Task to carry out: All of the data below is to be copied again without changes.

Input material:
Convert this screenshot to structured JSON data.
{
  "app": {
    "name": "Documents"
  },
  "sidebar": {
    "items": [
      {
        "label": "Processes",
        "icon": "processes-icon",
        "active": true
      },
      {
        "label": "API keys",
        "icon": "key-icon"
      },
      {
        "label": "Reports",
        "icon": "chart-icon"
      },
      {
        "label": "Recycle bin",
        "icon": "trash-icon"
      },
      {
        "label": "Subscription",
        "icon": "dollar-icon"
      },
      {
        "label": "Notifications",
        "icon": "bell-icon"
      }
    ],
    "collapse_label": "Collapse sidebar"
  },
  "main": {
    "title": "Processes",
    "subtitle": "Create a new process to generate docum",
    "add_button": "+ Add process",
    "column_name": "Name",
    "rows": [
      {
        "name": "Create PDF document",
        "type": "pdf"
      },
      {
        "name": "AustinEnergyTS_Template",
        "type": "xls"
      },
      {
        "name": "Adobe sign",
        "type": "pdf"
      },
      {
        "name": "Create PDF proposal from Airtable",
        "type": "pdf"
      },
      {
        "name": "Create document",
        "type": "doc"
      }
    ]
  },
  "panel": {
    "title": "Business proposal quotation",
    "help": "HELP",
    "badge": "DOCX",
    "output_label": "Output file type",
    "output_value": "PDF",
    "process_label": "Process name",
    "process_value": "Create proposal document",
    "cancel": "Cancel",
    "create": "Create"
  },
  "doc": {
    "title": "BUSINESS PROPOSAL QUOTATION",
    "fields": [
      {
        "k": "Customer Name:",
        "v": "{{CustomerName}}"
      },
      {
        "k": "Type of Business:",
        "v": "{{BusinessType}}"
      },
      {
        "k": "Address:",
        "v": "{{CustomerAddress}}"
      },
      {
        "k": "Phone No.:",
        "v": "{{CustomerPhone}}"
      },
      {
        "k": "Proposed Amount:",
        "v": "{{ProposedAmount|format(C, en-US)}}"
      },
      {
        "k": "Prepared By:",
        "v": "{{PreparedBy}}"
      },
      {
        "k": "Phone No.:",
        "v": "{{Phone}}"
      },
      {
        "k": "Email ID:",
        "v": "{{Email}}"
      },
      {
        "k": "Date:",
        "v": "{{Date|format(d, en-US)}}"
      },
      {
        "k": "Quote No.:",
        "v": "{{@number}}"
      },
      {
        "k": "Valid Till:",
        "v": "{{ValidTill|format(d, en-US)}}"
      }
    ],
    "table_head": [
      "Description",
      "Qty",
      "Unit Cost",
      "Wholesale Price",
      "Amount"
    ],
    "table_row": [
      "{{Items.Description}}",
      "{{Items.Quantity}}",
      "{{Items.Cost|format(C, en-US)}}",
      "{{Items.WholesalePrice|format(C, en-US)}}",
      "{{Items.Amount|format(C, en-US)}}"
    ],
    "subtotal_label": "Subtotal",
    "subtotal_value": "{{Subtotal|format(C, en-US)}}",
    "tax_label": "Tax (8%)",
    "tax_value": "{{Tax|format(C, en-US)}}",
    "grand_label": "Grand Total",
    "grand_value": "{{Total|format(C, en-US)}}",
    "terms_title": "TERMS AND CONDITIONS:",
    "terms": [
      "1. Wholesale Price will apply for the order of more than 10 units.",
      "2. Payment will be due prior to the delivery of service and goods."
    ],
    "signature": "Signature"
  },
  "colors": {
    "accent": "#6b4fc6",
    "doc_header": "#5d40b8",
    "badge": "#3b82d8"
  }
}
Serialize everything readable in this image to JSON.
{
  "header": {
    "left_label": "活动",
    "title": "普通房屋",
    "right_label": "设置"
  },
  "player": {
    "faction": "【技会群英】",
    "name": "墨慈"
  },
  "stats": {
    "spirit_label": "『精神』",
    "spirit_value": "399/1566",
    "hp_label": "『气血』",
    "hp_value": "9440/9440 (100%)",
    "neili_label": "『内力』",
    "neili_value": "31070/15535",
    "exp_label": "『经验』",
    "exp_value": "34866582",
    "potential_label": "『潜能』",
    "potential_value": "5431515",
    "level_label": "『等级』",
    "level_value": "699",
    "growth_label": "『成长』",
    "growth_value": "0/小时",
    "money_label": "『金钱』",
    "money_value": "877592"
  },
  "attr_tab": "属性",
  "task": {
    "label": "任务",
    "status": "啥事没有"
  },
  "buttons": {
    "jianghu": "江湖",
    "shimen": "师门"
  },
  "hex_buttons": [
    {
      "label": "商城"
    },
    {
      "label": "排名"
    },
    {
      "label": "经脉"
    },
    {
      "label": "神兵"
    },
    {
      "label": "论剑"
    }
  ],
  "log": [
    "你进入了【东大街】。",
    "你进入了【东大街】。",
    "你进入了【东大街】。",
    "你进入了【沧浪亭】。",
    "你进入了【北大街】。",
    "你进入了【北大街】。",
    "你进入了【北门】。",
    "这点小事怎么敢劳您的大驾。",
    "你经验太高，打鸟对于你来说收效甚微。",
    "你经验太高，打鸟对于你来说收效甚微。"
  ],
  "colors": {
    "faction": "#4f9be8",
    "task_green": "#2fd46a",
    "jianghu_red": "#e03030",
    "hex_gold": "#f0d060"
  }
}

Problem solution:
Convert this screenshot to structured JSON data.
{
  "app": {
    "name": "Documents"
  },
  "sidebar": {
    "items": [
      {
        "label": "Processes",
        "icon": "processes-icon",
        "active": true
      },
      {
        "label": "API keys",
        "icon": "key-icon"
      },
      {
        "label": "Reports",
        "icon": "chart-icon"
      },
      {
        "label": "Recycle bin",
        "icon": "trash-icon"
      },
      {
        "label": "Subscription",
        "icon": "dollar-icon"
      },
      {
        "label": "Notifications",
        "icon": "bell-icon"
      }
    ],
    "collapse_label": "Collapse sidebar"
  },
  "main": {
    "title": "Processes",
    "subtitle": "Create a new process to generate docum",
    "add_button": "+ Add process",
    "column_name": "Name",
    "rows": [
      {
        "name": "Create PDF document",
        "type": "pdf"
      },
      {
        "name": "AustinEnergyTS_Template",
        "type": "xls"
      },
      {
        "name": "Adobe sign",
        "type": "pdf"
      },
      {
        "name": "Create PDF proposal from Airtable",
        "type": "pdf"
      },
      {
        "name": "Create document",
        "type": "doc"
      }
    ]
  },
  "panel": {
    "title": "Business proposal quotation",
    "help": "HELP",
    "badge": "DOCX",
    "output_label": "Output file type",
    "output_value": "PDF",
    "process_label": "Process name",
    "process_value": "Create proposal document",
    "cancel": "Cancel",
    "create": "Create"
  },
  "doc": {
    "title": "BUSINESS PROPOSAL QUOTATION",
    "fields": [
      {
        "k": "Customer Name:",
        "v": "{{CustomerName}}"
      },
      {
        "k": "Type of Business:",
        "v": "{{BusinessType}}"
      },
      {
        "k": "Address:",
        "v": "{{CustomerAddress}}"
      },
      {
        "k": "Phone No.:",
        "v": "{{CustomerPhone}}"
      },
      {
        "k": "Proposed Amount:",
        "v": "{{ProposedAmount|format(C, en-US)}}"
      },
      {
        "k": "Prepared By:",
        "v": "{{PreparedBy}}"
      },
      {
        "k": "Phone No.:",
        "v": "{{Phone}}"
      },
      {
        "k": "Email ID:",
        "v": "{{Email}}"
      },
      {
        "k": "Date:",
        "v": "{{Date|format(d, en-US)}}"
      },
      {
        "k": "Quote No.:",
        "v": "{{@number}}"
      },
      {
        "k": "Valid Till:",
        "v": "{{ValidTill|format(d, en-US)}}"
      }
    ],
    "table_head": [
      "Description",
      "Qty",
      "Unit Cost",
      "Wholesale Price",
      "Amount"
    ],
    "table_row": [
      "{{Items.Description}}",
      "{{Items.Quantity}}",
      "{{Items.Cost|format(C, en-US)}}",
      "{{Items.WholesalePrice|format(C, en-US)}}",
      "{{Items.Amount|format(C, en-US)}}"
    ],
    "subtotal_label": "Subtotal",
    "subtotal_value": "{{Subtotal|format(C, en-US)}}",
    "tax_label": "Tax (8%)",
    "tax_value": "{{Tax|format(C, en-US)}}",
    "grand_label": "Grand Total",
    "grand_value": "{{Total|format(C, en-US)}}",
    "terms_title": "TERMS AND CONDITIONS:",
    "terms": [
      "1. Wholesale Price will apply for the order of more than 10 units.",
      "2. Payment will be due prior to the delivery of service and goods."
    ],
    "signature": "Signature"
  },
  "colors": {
    "accent": "#6b4fc6",
    "doc_header": "#5d40b8",
    "badge": "#3b82d8"
  }
}
Serialize everything readable in this image to JSON.
{
  "header": {
    "left_label": "活动",
    "title": "普通房屋",
    "right_label": "设置"
  },
  "player": {
    "faction": "【技会群英】",
    "name": "墨慈"
  },
  "stats": {
    "spirit_label": "『精神』",
    "spirit_value": "399/1566",
    "hp_label": "『气血』",
    "hp_value": "9440/9440 (100%)",
    "neili_label": "『内力』",
    "neili_value": "31070/15535",
    "exp_label": "『经验』",
    "exp_value": "34866582",
    "potential_label": "『潜能』",
    "potential_value": "5431515",
    "level_label": "『等级』",
    "level_value": "699",
    "growth_label": "『成长』",
    "growth_value": "0/小时",
    "money_label": "『金钱』",
    "money_value": "877592"
  },
  "attr_tab": "属性",
  "task": {
    "label": "任务",
    "status": "啥事没有"
  },
  "buttons": {
    "jianghu": "江湖",
    "shimen": "师门"
  },
  "hex_buttons": [
    {
      "label": "商城"
    },
    {
      "label": "排名"
    },
    {
      "label": "经脉"
    },
    {
      "label": "神兵"
    },
    {
      "label": "论剑"
    }
  ],
  "log": [
    "你进入了【东大街】。",
    "你进入了【东大街】。",
    "你进入了【东大街】。",
    "你进入了【沧浪亭】。",
    "你进入了【北大街】。",
    "你进入了【北大街】。",
    "你进入了【北门】。",
    "这点小事怎么敢劳您的大驾。",
    "你经验太高，打鸟对于你来说收效甚微。",
    "你经验太高，打鸟对于你来说收效甚微。"
  ],
  "colors": {
    "faction": "#4f9be8",
    "task_green": "#2fd46a",
    "jianghu_red": "#e03030",
    "hex_gold": "#f0d060"
  }
}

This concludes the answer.